• [What to do]: The reply should contain all the data below, repeated exactly, and none of the images.

• [Records supplied]:
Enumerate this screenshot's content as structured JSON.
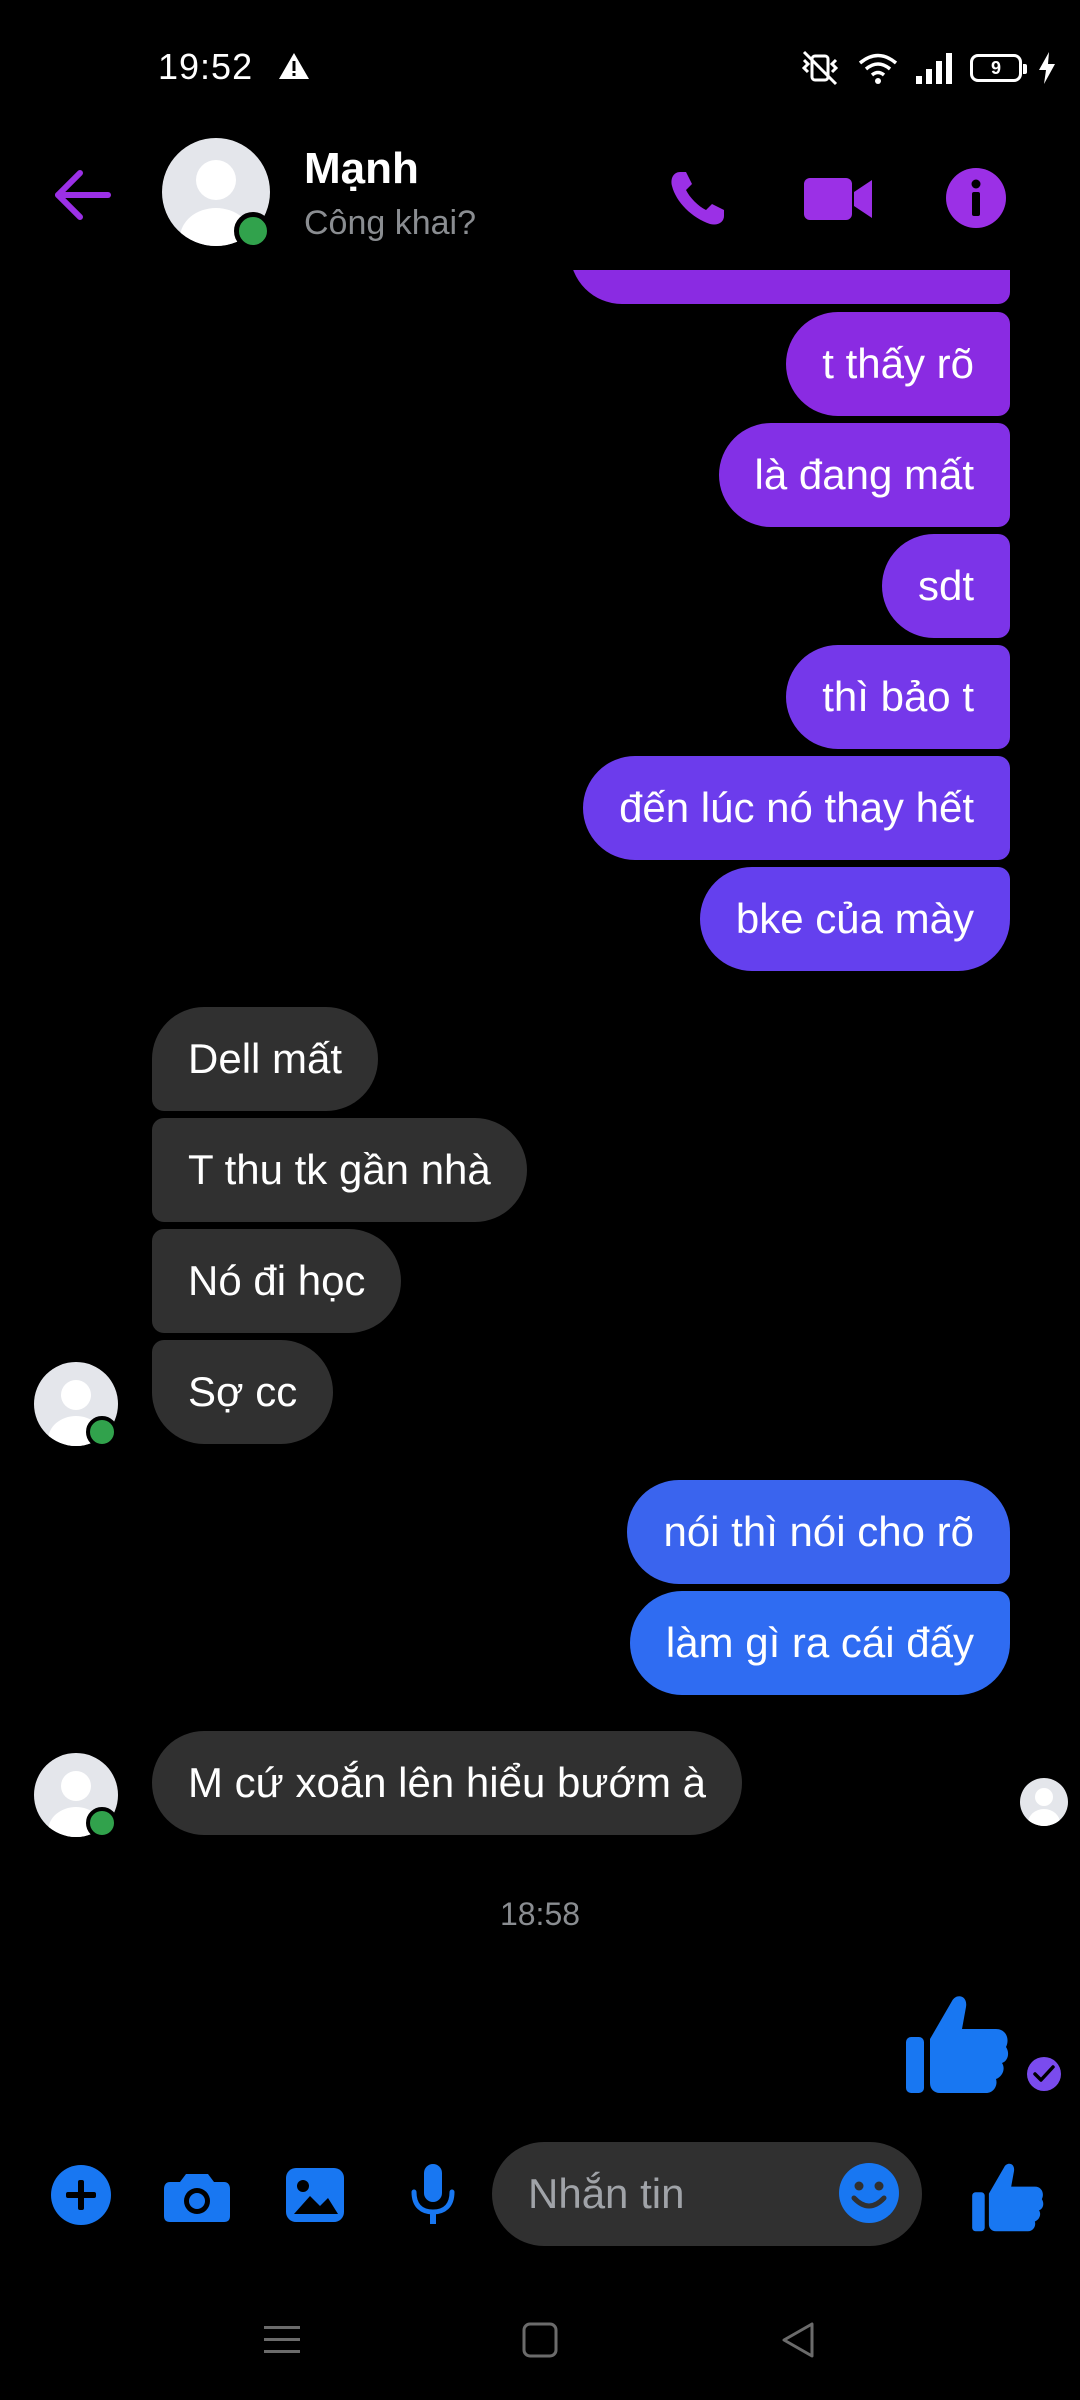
{
  "status_bar": {
    "time": "19:52",
    "battery_level": "9"
  },
  "header": {
    "contact_name": "Mạnh",
    "contact_status": "Công khai?"
  },
  "messages": [
    {
      "dir": "out",
      "text": "t thấy rõ"
    },
    {
      "dir": "out",
      "text": "là đang mất"
    },
    {
      "dir": "out",
      "text": "sdt"
    },
    {
      "dir": "out",
      "text": "thì bảo t"
    },
    {
      "dir": "out",
      "text": "đến lúc nó thay hết"
    },
    {
      "dir": "out",
      "text": "bke của mày"
    },
    {
      "dir": "in",
      "text": "Dell mất"
    },
    {
      "dir": "in",
      "text": "T thu tk gần nhà"
    },
    {
      "dir": "in",
      "text": "Nó đi học"
    },
    {
      "dir": "in",
      "text": "Sợ cc"
    },
    {
      "dir": "out",
      "text": "nói thì nói cho rõ"
    },
    {
      "dir": "out",
      "text": "làm gì ra cái đấy"
    },
    {
      "dir": "in",
      "text": "M cứ xoắn lên hiểu bướm à"
    }
  ],
  "thread": {
    "timestamp": "18:58"
  },
  "composer": {
    "placeholder": "Nhắn tin"
  },
  "colors": {
    "accent": "#8a2be2",
    "outgoing_blue": "#3a6ff0",
    "icon_blue": "#1877f2",
    "incoming": "#303030",
    "online": "#31a24c"
  }
}
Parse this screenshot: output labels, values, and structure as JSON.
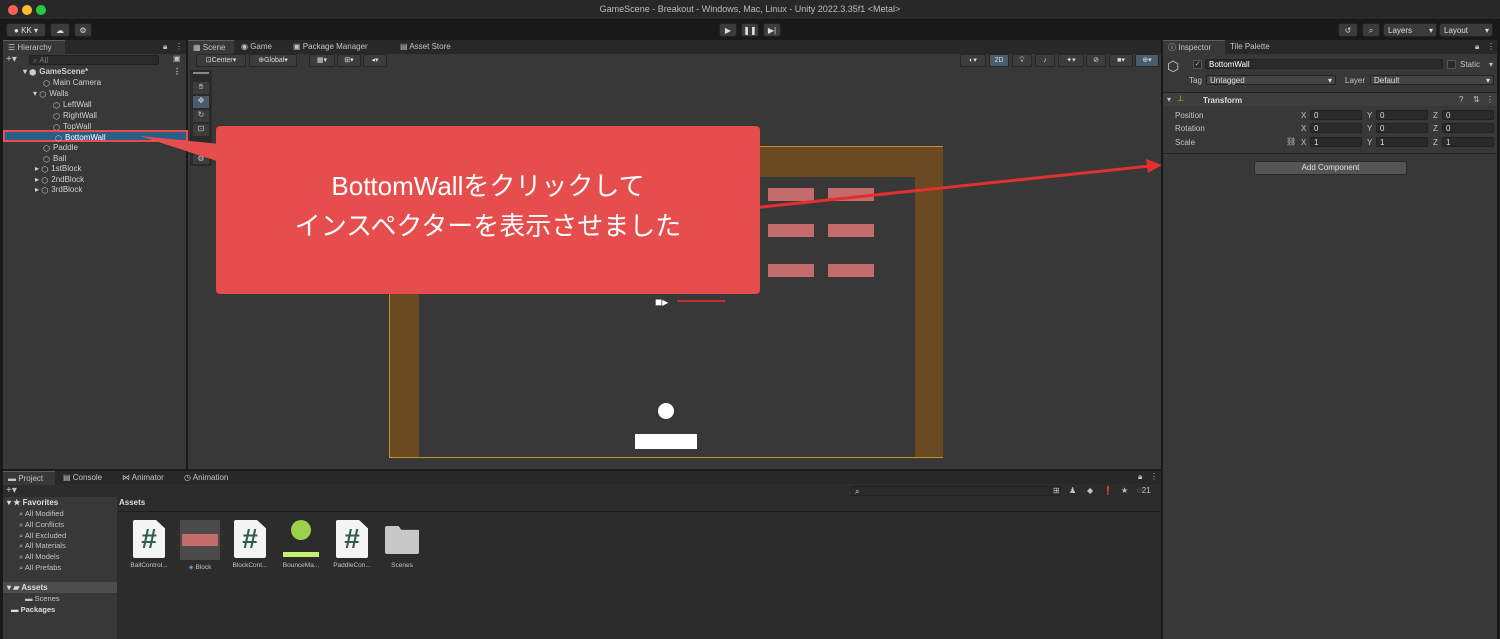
{
  "window": {
    "title": "GameScene - Breakout - Windows, Mac, Linux - Unity 2022.3.35f1 <Metal>"
  },
  "toolbar": {
    "account": "KK",
    "layers": "Layers",
    "layout": "Layout"
  },
  "hierarchy": {
    "tab": "Hierarchy",
    "search_placeholder": "All",
    "items": [
      {
        "label": "GameScene*"
      },
      {
        "label": "Main Camera"
      },
      {
        "label": "Walls"
      },
      {
        "label": "LeftWall"
      },
      {
        "label": "RightWall"
      },
      {
        "label": "TopWall"
      },
      {
        "label": "BottomWall"
      },
      {
        "label": "Paddle"
      },
      {
        "label": "Ball"
      },
      {
        "label": "1stBlock"
      },
      {
        "label": "2ndBlock"
      },
      {
        "label": "3rdBlock"
      }
    ]
  },
  "scene": {
    "tabs": [
      {
        "label": "Scene"
      },
      {
        "label": "Game"
      },
      {
        "label": "Package Manager"
      },
      {
        "label": "Asset Store"
      }
    ],
    "pivot": "Center",
    "space": "Global",
    "mode_2d": "2D"
  },
  "inspector": {
    "tabs": [
      {
        "label": "Inspector"
      },
      {
        "label": "Tile Palette"
      }
    ],
    "object_name": "BottomWall",
    "static_label": "Static",
    "tag_label": "Tag",
    "tag_value": "Untagged",
    "layer_label": "Layer",
    "layer_value": "Default",
    "component": "Transform",
    "position": {
      "label": "Position",
      "x": "0",
      "y": "0",
      "z": "0"
    },
    "rotation": {
      "label": "Rotation",
      "x": "0",
      "y": "0",
      "z": "0"
    },
    "scale": {
      "label": "Scale",
      "x": "1",
      "y": "1",
      "z": "1"
    },
    "axis": {
      "x": "X",
      "y": "Y",
      "z": "Z"
    },
    "add_component": "Add Component"
  },
  "bottom": {
    "tabs": [
      {
        "label": "Project"
      },
      {
        "label": "Console"
      },
      {
        "label": "Animator"
      },
      {
        "label": "Animation"
      }
    ],
    "hidden_count": "21",
    "favorites_title": "Favorites",
    "favorites": [
      {
        "label": "All Modified"
      },
      {
        "label": "All Conflicts"
      },
      {
        "label": "All Excluded"
      },
      {
        "label": "All Materials"
      },
      {
        "label": "All Models"
      },
      {
        "label": "All Prefabs"
      }
    ],
    "assets_title": "Assets",
    "assets_children": [
      {
        "label": "Scenes"
      }
    ],
    "packages": "Packages",
    "breadcrumb": "Assets",
    "files": [
      {
        "label": "BallControl..."
      },
      {
        "label": "Block"
      },
      {
        "label": "BlockCont..."
      },
      {
        "label": "BounceMa..."
      },
      {
        "label": "PaddleCon..."
      },
      {
        "label": "Scenes"
      }
    ]
  },
  "annotation": {
    "line1": "BottomWallをクリックして",
    "line2": "インスペクターを表示させました"
  },
  "colors": {
    "callout": "#e64e4e",
    "wall": "#6b4a22",
    "block": "#c46c6c",
    "selection": "#2c5d87"
  }
}
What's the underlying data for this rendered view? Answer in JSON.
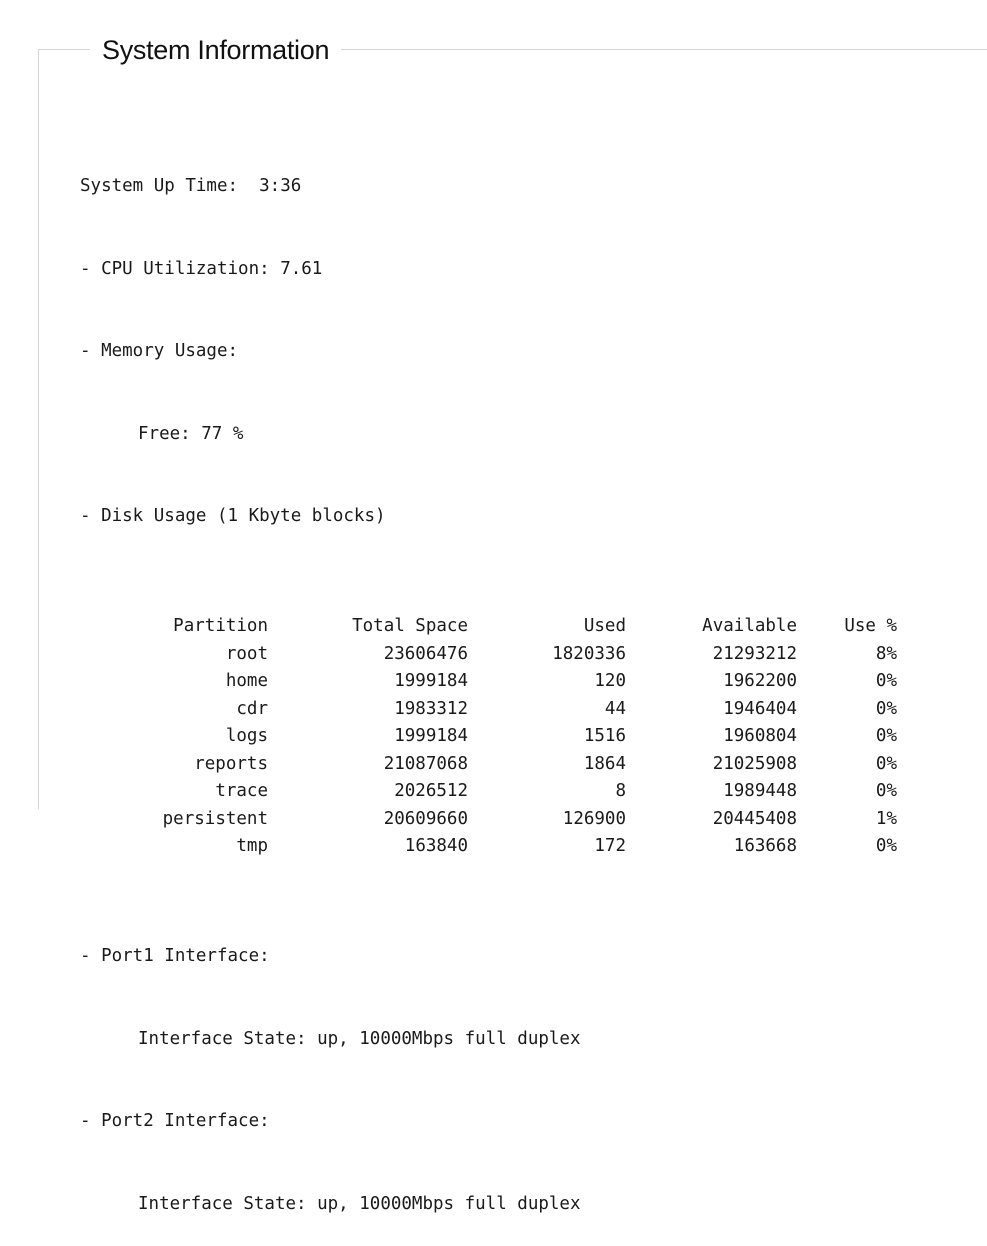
{
  "panel": {
    "title": "System Information"
  },
  "info": {
    "uptime_label": "System Up Time:",
    "uptime_value": "3:36",
    "cpu_label": "- CPU Utilization:",
    "cpu_value": "7.61",
    "memory_label": "- Memory Usage:",
    "memory_free_label": "Free:",
    "memory_free_value": "77 %",
    "disk_label": "- Disk Usage (1 Kbyte blocks)"
  },
  "disk": {
    "headers": [
      "Partition",
      "Total Space",
      "Used",
      "Available",
      "Use %"
    ],
    "rows": [
      [
        "root",
        "23606476",
        "1820336",
        "21293212",
        "8%"
      ],
      [
        "home",
        "1999184",
        "120",
        "1962200",
        "0%"
      ],
      [
        "cdr",
        "1983312",
        "44",
        "1946404",
        "0%"
      ],
      [
        "logs",
        "1999184",
        "1516",
        "1960804",
        "0%"
      ],
      [
        "reports",
        "21087068",
        "1864",
        "21025908",
        "0%"
      ],
      [
        "trace",
        "2026512",
        "8",
        "1989448",
        "0%"
      ],
      [
        "persistent",
        "20609660",
        "126900",
        "20445408",
        "1%"
      ],
      [
        "tmp",
        "163840",
        "172",
        "163668",
        "0%"
      ]
    ]
  },
  "ports": [
    {
      "label": "- Port1 Interface:",
      "state": "Interface State: up, 10000Mbps full duplex"
    },
    {
      "label": "- Port2 Interface:",
      "state": "Interface State: up, 10000Mbps full duplex"
    }
  ]
}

• [Response area]:
Enumerate this screenshot's content as structured JSON.
{
  "status_bar": {
    "time": "19:52",
    "battery_level": "9"
  },
  "header": {
    "contact_name": "Mạnh",
    "contact_status": "Công khai?"
  },
  "messages": [
    {
      "dir": "out",
      "text": "t thấy rõ"
    },
    {
      "dir": "out",
      "text": "là đang mất"
    },
    {
      "dir": "out",
      "text": "sdt"
    },
    {
      "dir": "out",
      "text": "thì bảo t"
    },
    {
      "dir": "out",
      "text": "đến lúc nó thay hết"
    },
    {
      "dir": "out",
      "text": "bke của mày"
    },
    {
      "dir": "in",
      "text": "Dell mất"
    },
    {
      "dir": "in",
      "text": "T thu tk gần nhà"
    },
    {
      "dir": "in",
      "text": "Nó đi học"
    },
    {
      "dir": "in",
      "text": "Sợ cc"
    },
    {
      "dir": "out",
      "text": "nói thì nói cho rõ"
    },
    {
      "dir": "out",
      "text": "làm gì ra cái đấy"
    },
    {
      "dir": "in",
      "text": "M cứ xoắn lên hiểu bướm à"
    }
  ],
  "thread": {
    "timestamp": "18:58"
  },
  "composer": {
    "placeholder": "Nhắn tin"
  },
  "colors": {
    "accent": "#8a2be2",
    "outgoing_blue": "#3a6ff0",
    "icon_blue": "#1877f2",
    "incoming": "#303030",
    "online": "#31a24c"
  }
}
Parse this screenshot: output labels, values, and structure as JSON.
{
  "window": {
    "title": "GameScene - Breakout - Windows, Mac, Linux - Unity 2022.3.35f1 <Metal>"
  },
  "toolbar": {
    "account": "KK",
    "layers": "Layers",
    "layout": "Layout"
  },
  "hierarchy": {
    "tab": "Hierarchy",
    "search_placeholder": "All",
    "items": [
      {
        "label": "GameScene*"
      },
      {
        "label": "Main Camera"
      },
      {
        "label": "Walls"
      },
      {
        "label": "LeftWall"
      },
      {
        "label": "RightWall"
      },
      {
        "label": "TopWall"
      },
      {
        "label": "BottomWall"
      },
      {
        "label": "Paddle"
      },
      {
        "label": "Ball"
      },
      {
        "label": "1stBlock"
      },
      {
        "label": "2ndBlock"
      },
      {
        "label": "3rdBlock"
      }
    ]
  },
  "scene": {
    "tabs": [
      {
        "label": "Scene"
      },
      {
        "label": "Game"
      },
      {
        "label": "Package Manager"
      },
      {
        "label": "Asset Store"
      }
    ],
    "pivot": "Center",
    "space": "Global",
    "mode_2d": "2D"
  },
  "inspector": {
    "tabs": [
      {
        "label": "Inspector"
      },
      {
        "label": "Tile Palette"
      }
    ],
    "object_name": "BottomWall",
    "static_label": "Static",
    "tag_label": "Tag",
    "tag_value": "Untagged",
    "layer_label": "Layer",
    "layer_value": "Default",
    "component": "Transform",
    "position": {
      "label": "Position",
      "x": "0",
      "y": "0",
      "z": "0"
    },
    "rotation": {
      "label": "Rotation",
      "x": "0",
      "y": "0",
      "z": "0"
    },
    "scale": {
      "label": "Scale",
      "x": "1",
      "y": "1",
      "z": "1"
    },
    "axis": {
      "x": "X",
      "y": "Y",
      "z": "Z"
    },
    "add_component": "Add Component"
  },
  "bottom": {
    "tabs": [
      {
        "label": "Project"
      },
      {
        "label": "Console"
      },
      {
        "label": "Animator"
      },
      {
        "label": "Animation"
      }
    ],
    "hidden_count": "21",
    "favorites_title": "Favorites",
    "favorites": [
      {
        "label": "All Modified"
      },
      {
        "label": "All Conflicts"
      },
      {
        "label": "All Excluded"
      },
      {
        "label": "All Materials"
      },
      {
        "label": "All Models"
      },
      {
        "label": "All Prefabs"
      }
    ],
    "assets_title": "Assets",
    "assets_children": [
      {
        "label": "Scenes"
      }
    ],
    "packages": "Packages",
    "breadcrumb": "Assets",
    "files": [
      {
        "label": "BallControl..."
      },
      {
        "label": "Block"
      },
      {
        "label": "BlockCont..."
      },
      {
        "label": "BounceMa..."
      },
      {
        "label": "PaddleCon..."
      },
      {
        "label": "Scenes"
      }
    ]
  },
  "annotation": {
    "line1": "BottomWallをクリックして",
    "line2": "インスペクターを表示させました"
  },
  "colors": {
    "callout": "#e64e4e",
    "wall": "#6b4a22",
    "block": "#c46c6c",
    "selection": "#2c5d87"
  }
}
What's the underlying data for this rendered view? Answer in JSON.
{
  "panel": {
    "title": "System Information"
  },
  "info": {
    "uptime_label": "System Up Time:",
    "uptime_value": "3:36",
    "cpu_label": "- CPU Utilization:",
    "cpu_value": "7.61",
    "memory_label": "- Memory Usage:",
    "memory_free_label": "Free:",
    "memory_free_value": "77 %",
    "disk_label": "- Disk Usage (1 Kbyte blocks)"
  },
  "disk": {
    "headers": [
      "Partition",
      "Total Space",
      "Used",
      "Available",
      "Use %"
    ],
    "rows": [
      [
        "root",
        "23606476",
        "1820336",
        "21293212",
        "8%"
      ],
      [
        "home",
        "1999184",
        "120",
        "1962200",
        "0%"
      ],
      [
        "cdr",
        "1983312",
        "44",
        "1946404",
        "0%"
      ],
      [
        "logs",
        "1999184",
        "1516",
        "1960804",
        "0%"
      ],
      [
        "reports",
        "21087068",
        "1864",
        "21025908",
        "0%"
      ],
      [
        "trace",
        "2026512",
        "8",
        "1989448",
        "0%"
      ],
      [
        "persistent",
        "20609660",
        "126900",
        "20445408",
        "1%"
      ],
      [
        "tmp",
        "163840",
        "172",
        "163668",
        "0%"
      ]
    ]
  },
  "ports": [
    {
      "label": "- Port1 Interface:",
      "state": "Interface State: up, 10000Mbps full duplex"
    },
    {
      "label": "- Port2 Interface:",
      "state": "Interface State: up, 10000Mbps full duplex"
    }
  ]
}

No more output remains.